Whilst on holiday Frank Blackwell's wife is killed in a terrorist attack. He decides to join "The Hunt", an illegal (but tolerated) organisation which assassinates various undesirable characters. Frank is assigned Guzman, a Nicaraguan arms dealer who has turned his Miami mansion into a fortress.

Set much earlier than the first two "Victim" novels, this throws a few new ideas into the pot rather than simply sticking to the formula. The last(?) and darkest of the series doesn't dissapoint. ***


An omnibus edition collecting four of his greatest novels, plus "The Minotaur Maze" (previously only available as a limited edition). The other novels are:

Immortality Inc. (1958)
Journey Beyond Tommorow (1962)
Mindswap (1966)
Dimension of Miracles (1968)

At last these terriffic books are back in print (click titles above for individual reviews). Short? Well, the whole volume isn't much over 500 pages. If Sheckley was writing "Dimension of Miracles" today he would no doubt be encouraged to pad it out to at least double its 140(ish) page length. And it would probably be volume one of the "Carmody Chronicles". Not a good idea in my opinion! *****


Harry Harrison wrote the original "Bill the Galactic Hero" novel in 1965. In 1989 he returned to the character and wrote six sequels, of which "Bottled Brains" is the second (i.e. the third "Bill" book). Most of the novels are collaborations, but Sheckley was only involved in this one.

Bill lands on the planet Tsuris, a place which has plenty of brains but not enough bodies. Guess whose body they feel like snatching? "Bottled Brains" is a lightweight effort lacking the satirical edge of the original "Bill" book. Galactic fluff for children of all ages. **


The demon Azzie Elbub re-enacts the story of Prince Charming and the Sleeping Beauty, creating the bodies of the couple from a bizarre selection of spare limbs. The first of three collaborations with Roger Zelazny (RIP).

Azzie is a rather cuddly demon, and the whimsical style of the book is not a million parallel worlds away from the 'Discworld' series by Terry Pratchett. I'm not a great fan of this style of humourous fantasy (I like my demons nasty!), but this is a popular example of the genre. **



*** Impossible cities of science fiction and fantasy ***

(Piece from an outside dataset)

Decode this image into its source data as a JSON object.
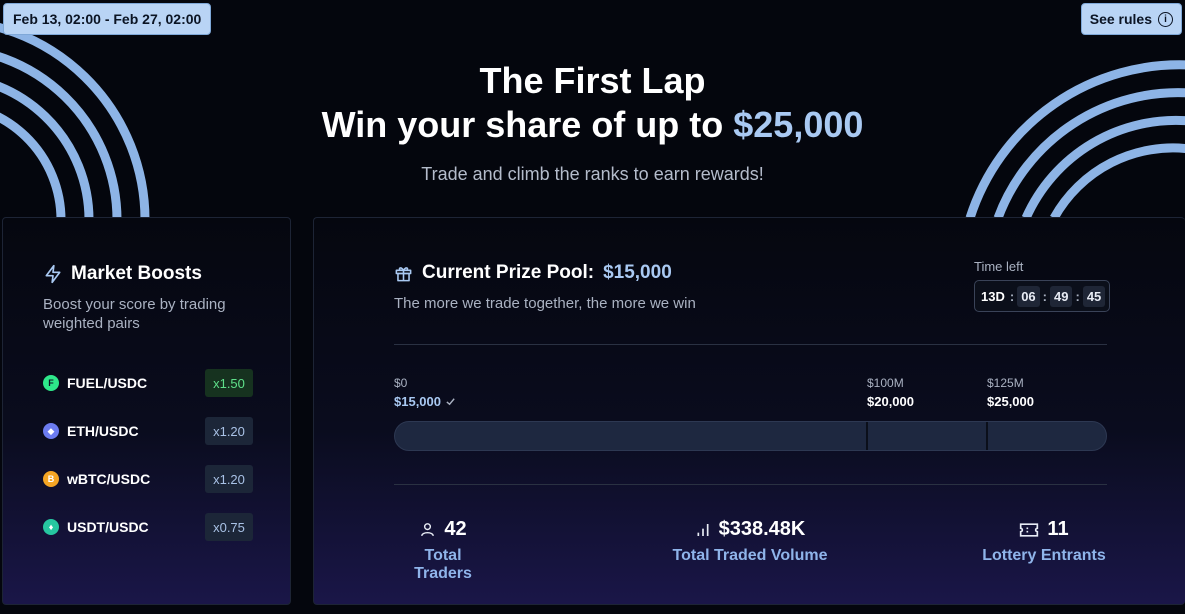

This is a large format book with loads of illustrations, many in colour. Sheckley considers the weird and wonderful cities that science fiction writers have dreamt up, but the text plays second fiddle to the pictures. These range from vintage sci-fi magazine covers to serious architectural designs. The optimistic tone of the book (cities in space are just around the corner!) seems a bit quaint these days.